Matricaria recutita is a well-known blossom in the herbal world and is renowned for its gentle actions. German chamomile is most often prepared as an infusion of chamomile tea, and the flowers are widely used in hair and skin care recipes.
Chamomile promotes relaxation and supports digestive health*.
Chamomile is a gentle herb known throughout most of the world which has been used continually for many centuries. It is often ingested as a tea for calming purposes and to soothe the digestive tract and is mild enough to be administered to babies. Chamomile is soothing to the skin and is often found in lotions and hair products. It is known in commerce as Matricaria recutita and by its synonym Matricaria chamomilla. Common names include German chamomile, Hungarian chamomile, mayweed, sweet false chamomile, and true chamomile.

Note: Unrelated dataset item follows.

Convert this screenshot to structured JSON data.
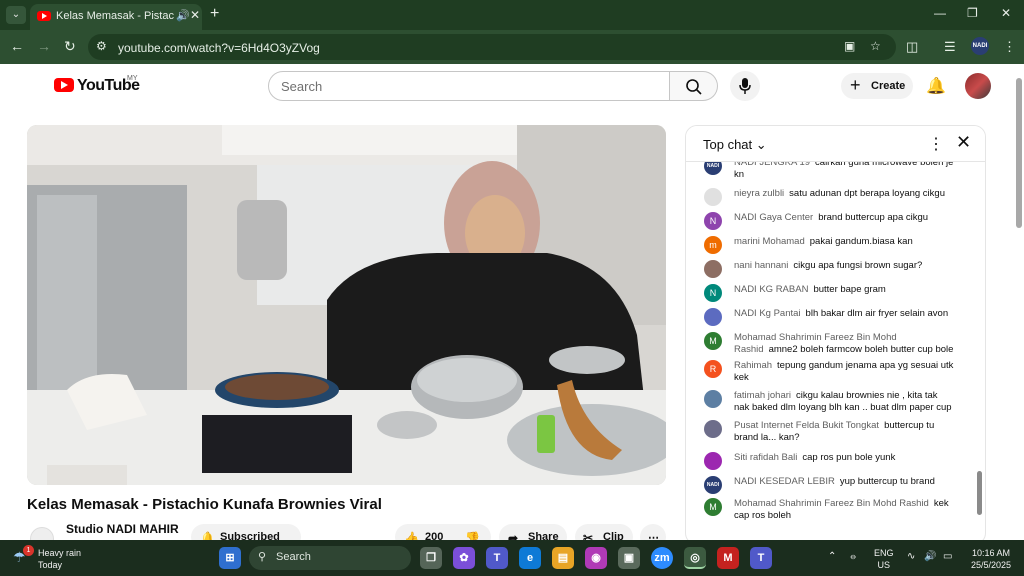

A member of the Asteraceae family, these aromatic herbaceous plants have white daisy like flowers and scent reminiscent of apples or pineapple. In fact, the common name "chamomile" is derived from the Greek word kamai which translates to "on the ground" and melon which means apple. Accordingly, the Spanish name Manzanilla, means "little apple." M. chamomilla is an annual that can grow up to 24 inches whereas the similar C. nobile is a perennial low growing groundcover growing no more than ten inches high. M. chamomilla is native to Europe and western Asia.
Native Americans have used this and related species since their introduction to the Americas, often utilizing the entire plant. The Aleut drank teas to alleviate gas, and also considered the plant a cure-all. Drinking the tea was a Cherokee trick for "regularity." The Kutenai and Cheyenne got creative, the former making jewelry and the later, perfume, out of the pulverized dry flowers.
Chamomile possesses what Rosemary Gladstar describes as "soft power" to assuage occasional stress and tension. Not only sipping chamomile tea while bathing in it, but also tucking a chamomile sachet under the pillow at night to promote restful sleep.
Persons with allergies to other members of the Asteraceae family should exercise caution with chamomile. The infusion should not be used near the eyes. We recommend that you consult with a qualified healthcare practitioner before using herbal products, particularly if you are pregnant, nursing, or on any medications.
*This statement has not been evaluated by the Food and Drug Administration. This product is not intended to diagnose, treat, cure, or prevent any disease. For educational purposes only.